## Required action
Write each line out exactly, from the one containing "Output a JSON" through the final line of the data, and keep pictures out of the copy.

Start of Entries shown

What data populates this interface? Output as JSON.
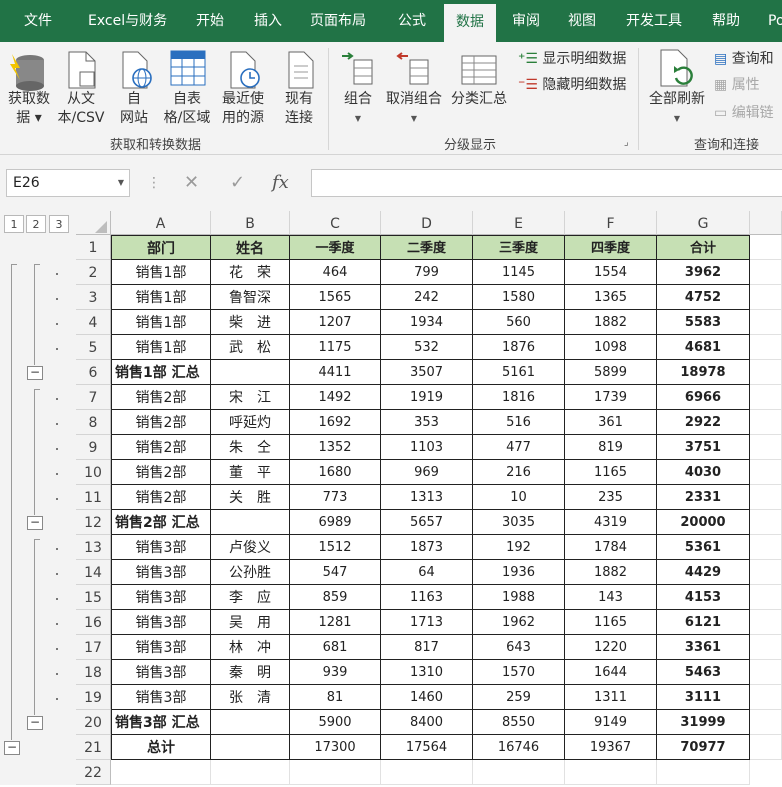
{
  "ribbon_tabs": [
    "文件",
    "Excel与财务",
    "开始",
    "插入",
    "页面布局",
    "公式",
    "数据",
    "审阅",
    "视图",
    "开发工具",
    "帮助",
    "Po"
  ],
  "active_tab": "数据",
  "ribbon": {
    "get_data": [
      "获取数",
      "据 ▾"
    ],
    "from_csv": [
      "从文",
      "本/CSV"
    ],
    "from_web": [
      "自",
      "网站"
    ],
    "from_table": [
      "自表",
      "格/区域"
    ],
    "recent_sources": [
      "最近使",
      "用的源"
    ],
    "existing_conn": [
      "现有",
      "连接"
    ],
    "group_label_get": "获取和转换数据",
    "group": "组合",
    "ungroup": "取消组合",
    "subtotal": "分类汇总",
    "show_detail": "显示明细数据",
    "hide_detail": "隐藏明细数据",
    "group_label_outline": "分级显示",
    "refresh_all": "全部刷新",
    "queries_conn": "查询和",
    "properties": "属性",
    "edit_links": "编辑链",
    "group_label_queries": "查询和连接"
  },
  "formula_bar": {
    "name_box": "E26",
    "cancel": "✕",
    "enter": "✓",
    "fx": "fx",
    "formula": ""
  },
  "outline_levels": [
    "1",
    "2",
    "3"
  ],
  "columns": [
    "A",
    "B",
    "C",
    "D",
    "E",
    "F",
    "G"
  ],
  "rows": [
    {
      "r": "1",
      "cells": [
        "部门",
        "姓名",
        "一季度",
        "二季度",
        "三季度",
        "四季度",
        "合计"
      ],
      "type": "header"
    },
    {
      "r": "2",
      "cells": [
        "销售1部",
        "花　荣",
        "464",
        "799",
        "1145",
        "1554",
        "3962"
      ],
      "type": "data"
    },
    {
      "r": "3",
      "cells": [
        "销售1部",
        "鲁智深",
        "1565",
        "242",
        "1580",
        "1365",
        "4752"
      ],
      "type": "data"
    },
    {
      "r": "4",
      "cells": [
        "销售1部",
        "柴　进",
        "1207",
        "1934",
        "560",
        "1882",
        "5583"
      ],
      "type": "data"
    },
    {
      "r": "5",
      "cells": [
        "销售1部",
        "武　松",
        "1175",
        "532",
        "1876",
        "1098",
        "4681"
      ],
      "type": "data"
    },
    {
      "r": "6",
      "cells": [
        "销售1部 汇总",
        "",
        "4411",
        "3507",
        "5161",
        "5899",
        "18978"
      ],
      "type": "subtotal"
    },
    {
      "r": "7",
      "cells": [
        "销售2部",
        "宋　江",
        "1492",
        "1919",
        "1816",
        "1739",
        "6966"
      ],
      "type": "data"
    },
    {
      "r": "8",
      "cells": [
        "销售2部",
        "呼延灼",
        "1692",
        "353",
        "516",
        "361",
        "2922"
      ],
      "type": "data"
    },
    {
      "r": "9",
      "cells": [
        "销售2部",
        "朱　仝",
        "1352",
        "1103",
        "477",
        "819",
        "3751"
      ],
      "type": "data"
    },
    {
      "r": "10",
      "cells": [
        "销售2部",
        "董　平",
        "1680",
        "969",
        "216",
        "1165",
        "4030"
      ],
      "type": "data"
    },
    {
      "r": "11",
      "cells": [
        "销售2部",
        "关　胜",
        "773",
        "1313",
        "10",
        "235",
        "2331"
      ],
      "type": "data"
    },
    {
      "r": "12",
      "cells": [
        "销售2部 汇总",
        "",
        "6989",
        "5657",
        "3035",
        "4319",
        "20000"
      ],
      "type": "subtotal"
    },
    {
      "r": "13",
      "cells": [
        "销售3部",
        "卢俊义",
        "1512",
        "1873",
        "192",
        "1784",
        "5361"
      ],
      "type": "data"
    },
    {
      "r": "14",
      "cells": [
        "销售3部",
        "公孙胜",
        "547",
        "64",
        "1936",
        "1882",
        "4429"
      ],
      "type": "data"
    },
    {
      "r": "15",
      "cells": [
        "销售3部",
        "李　应",
        "859",
        "1163",
        "1988",
        "143",
        "4153"
      ],
      "type": "data"
    },
    {
      "r": "16",
      "cells": [
        "销售3部",
        "吴　用",
        "1281",
        "1713",
        "1962",
        "1165",
        "6121"
      ],
      "type": "data"
    },
    {
      "r": "17",
      "cells": [
        "销售3部",
        "林　冲",
        "681",
        "817",
        "643",
        "1220",
        "3361"
      ],
      "type": "data"
    },
    {
      "r": "18",
      "cells": [
        "销售3部",
        "秦　明",
        "939",
        "1310",
        "1570",
        "1644",
        "5463"
      ],
      "type": "data"
    },
    {
      "r": "19",
      "cells": [
        "销售3部",
        "张　清",
        "81",
        "1460",
        "259",
        "1311",
        "3111"
      ],
      "type": "data"
    },
    {
      "r": "20",
      "cells": [
        "销售3部 汇总",
        "",
        "5900",
        "8400",
        "8550",
        "9149",
        "31999"
      ],
      "type": "subtotal"
    },
    {
      "r": "21",
      "cells": [
        "总计",
        "",
        "17300",
        "17564",
        "16746",
        "19367",
        "70977"
      ],
      "type": "total"
    },
    {
      "r": "22",
      "cells": [
        "",
        "",
        "",
        "",
        "",
        "",
        ""
      ],
      "type": "empty"
    }
  ],
  "colors": {
    "ribbon_green": "#217346",
    "header_fill": "#c6e0b4"
  }
}
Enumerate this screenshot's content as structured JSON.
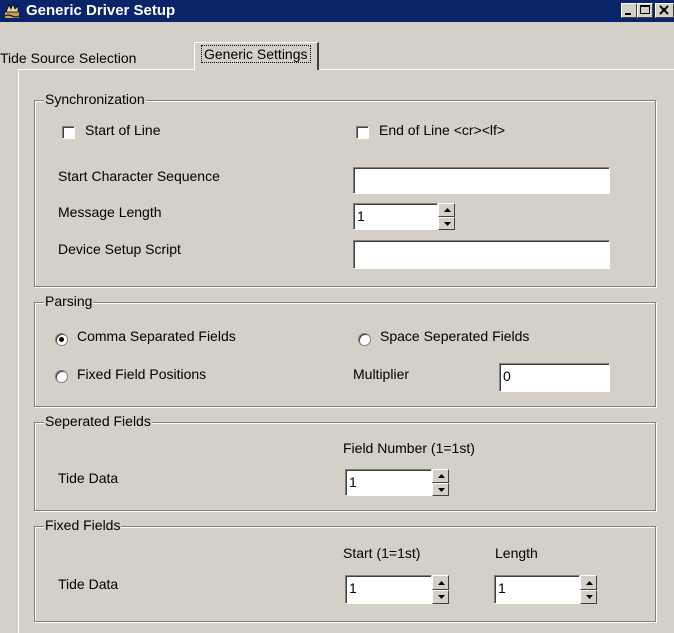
{
  "window": {
    "title": "Generic Driver Setup",
    "controls": [
      "minimize",
      "maximize",
      "close"
    ]
  },
  "tabs": [
    {
      "label": "Tide Source Selection",
      "active": false
    },
    {
      "label": "Generic Settings",
      "active": true
    }
  ],
  "synchronization": {
    "legend": "Synchronization",
    "start_of_line": {
      "label": "Start of Line",
      "checked": false
    },
    "end_of_line": {
      "label": "End of Line <cr><lf>",
      "checked": false
    },
    "start_char_seq": {
      "label": "Start Character Sequence",
      "value": ""
    },
    "message_length": {
      "label": "Message Length",
      "value": "1"
    },
    "device_setup_script": {
      "label": "Device Setup Script",
      "value": ""
    }
  },
  "parsing": {
    "legend": "Parsing",
    "comma_separated": {
      "label": "Comma Separated Fields",
      "selected": true
    },
    "space_separated": {
      "label": "Space Seperated Fields",
      "selected": false
    },
    "fixed_positions": {
      "label": "Fixed Field Positions",
      "selected": false
    },
    "multiplier": {
      "label": "Multiplier",
      "value": "0"
    }
  },
  "separated_fields": {
    "legend": "Seperated Fields",
    "col_header": "Field Number (1=1st)",
    "row_label": "Tide Data",
    "field_number": "1"
  },
  "fixed_fields": {
    "legend": "Fixed Fields",
    "start_header": "Start (1=1st)",
    "length_header": "Length",
    "row_label": "Tide Data",
    "start": "1",
    "length": "1"
  },
  "colors": {
    "titlebar": "#0a246a",
    "face": "#d4d0c8"
  }
}
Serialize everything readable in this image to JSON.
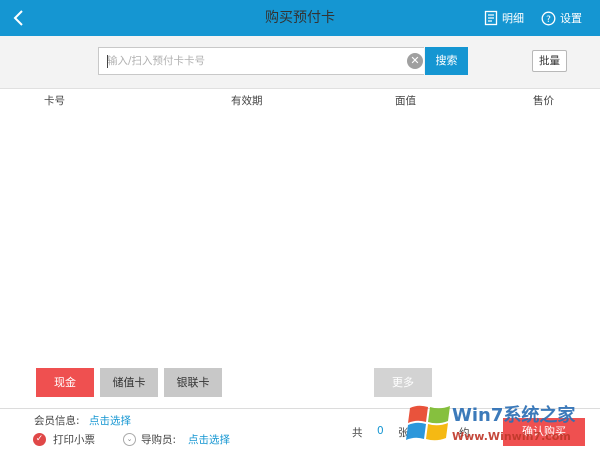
{
  "header": {
    "title": "购买预付卡",
    "detail_label": "明细",
    "settings_label": "设置"
  },
  "search": {
    "placeholder": "输入/扫入预付卡卡号",
    "value": "",
    "search_label": "搜索",
    "batch_label": "批量"
  },
  "table": {
    "columns": [
      "卡号",
      "有效期",
      "面值",
      "售价"
    ],
    "rows": []
  },
  "payment": {
    "cash": "现金",
    "stored_value": "储值卡",
    "union_pay": "银联卡",
    "more": "更多"
  },
  "footer": {
    "member_label": "会员信息:",
    "member_link": "点击选择",
    "print_label": "打印小票",
    "guide_label": "导购员:",
    "guide_link": "点击选择",
    "total_prefix": "共",
    "total_count": "0",
    "total_unit": "张",
    "amount_prefix": "约",
    "confirm_label": "确认购买"
  },
  "watermark": {
    "brand": "Win7系统之家",
    "url": "Www.Winwin7.com"
  },
  "colors": {
    "primary": "#1596d2",
    "danger": "#ef5050"
  }
}
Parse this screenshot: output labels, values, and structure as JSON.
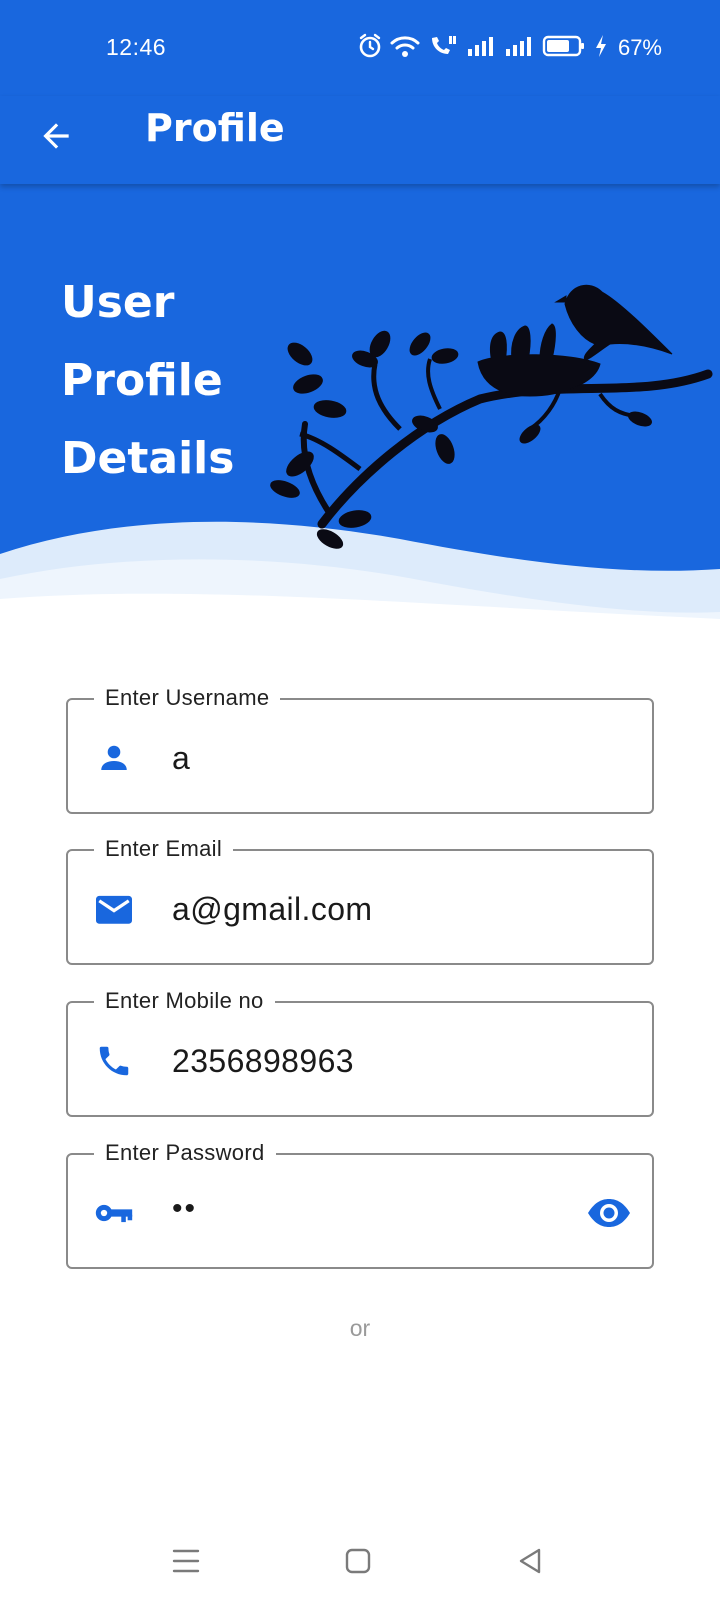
{
  "status_bar": {
    "time": "12:46",
    "battery_percent": "67%",
    "icons": [
      "alarm-icon",
      "wifi-icon",
      "wifi-calling-icon",
      "signal-icon",
      "signal-icon",
      "battery-icon",
      "charging-icon"
    ]
  },
  "app_bar": {
    "title": "Profile",
    "back_icon": "arrow-back-icon"
  },
  "hero": {
    "title_lines": [
      "User",
      "Profile",
      "Details"
    ],
    "illustration": "bird-nest-branch-silhouette"
  },
  "form": {
    "username": {
      "label": "Enter Username",
      "value": "a",
      "icon": "person-icon"
    },
    "email": {
      "label": "Enter Email",
      "value": "a@gmail.com",
      "icon": "email-icon"
    },
    "mobile": {
      "label": "Enter Mobile no",
      "value": "2356898963",
      "icon": "phone-icon"
    },
    "password": {
      "label": "Enter Password",
      "value": "••",
      "icon": "key-icon",
      "toggle_icon": "eye-icon"
    },
    "or_text": "or"
  },
  "nav_bar": {
    "items": [
      "menu-icon",
      "home-icon",
      "back-icon"
    ]
  },
  "colors": {
    "primary": "#1967DE",
    "wave_light": "#DDEBFB",
    "wave_lighter": "#EEF5FD",
    "outline": "#8A8A8A",
    "muted_text": "#9A9A9A"
  }
}
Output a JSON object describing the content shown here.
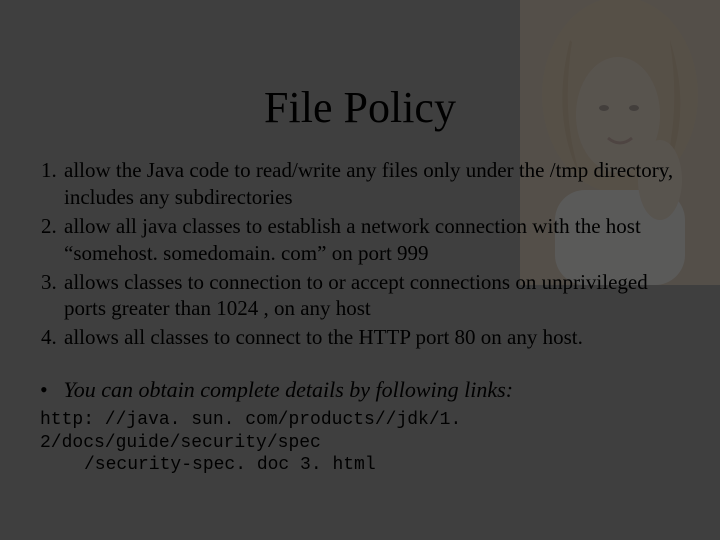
{
  "title": "File Policy",
  "items": [
    "allow the Java code to read/write any files only under the /tmp directory, includes any subdirectories",
    " allow all java classes to establish a network connection with the host “somehost. somedomain. com” on port 999",
    " allows classes to connection to or accept connections on unprivileged ports greater than 1024 , on any host",
    " allows all classes to connect to the HTTP port 80 on any host."
  ],
  "note": "You can obtain complete details by following links:",
  "link_line1": "http: //java. sun. com/products//jdk/1. 2/docs/guide/security/spec",
  "link_line2": "/security-spec. doc 3. html"
}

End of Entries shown

## Solution for this problem
Output a JSON object describing the content shown here.
{
  "title": "File Policy",
  "items": [
    "allow the Java code to read/write any files only under the /tmp directory, includes any subdirectories",
    " allow all java classes to establish a network connection with the host “somehost. somedomain. com” on port 999",
    " allows classes to connection to or accept connections on unprivileged ports greater than 1024 , on any host",
    " allows all classes to connect to the HTTP port 80 on any host."
  ],
  "note": "You can obtain complete details by following links:",
  "link_line1": "http: //java. sun. com/products//jdk/1. 2/docs/guide/security/spec",
  "link_line2": "/security-spec. doc 3. html"
}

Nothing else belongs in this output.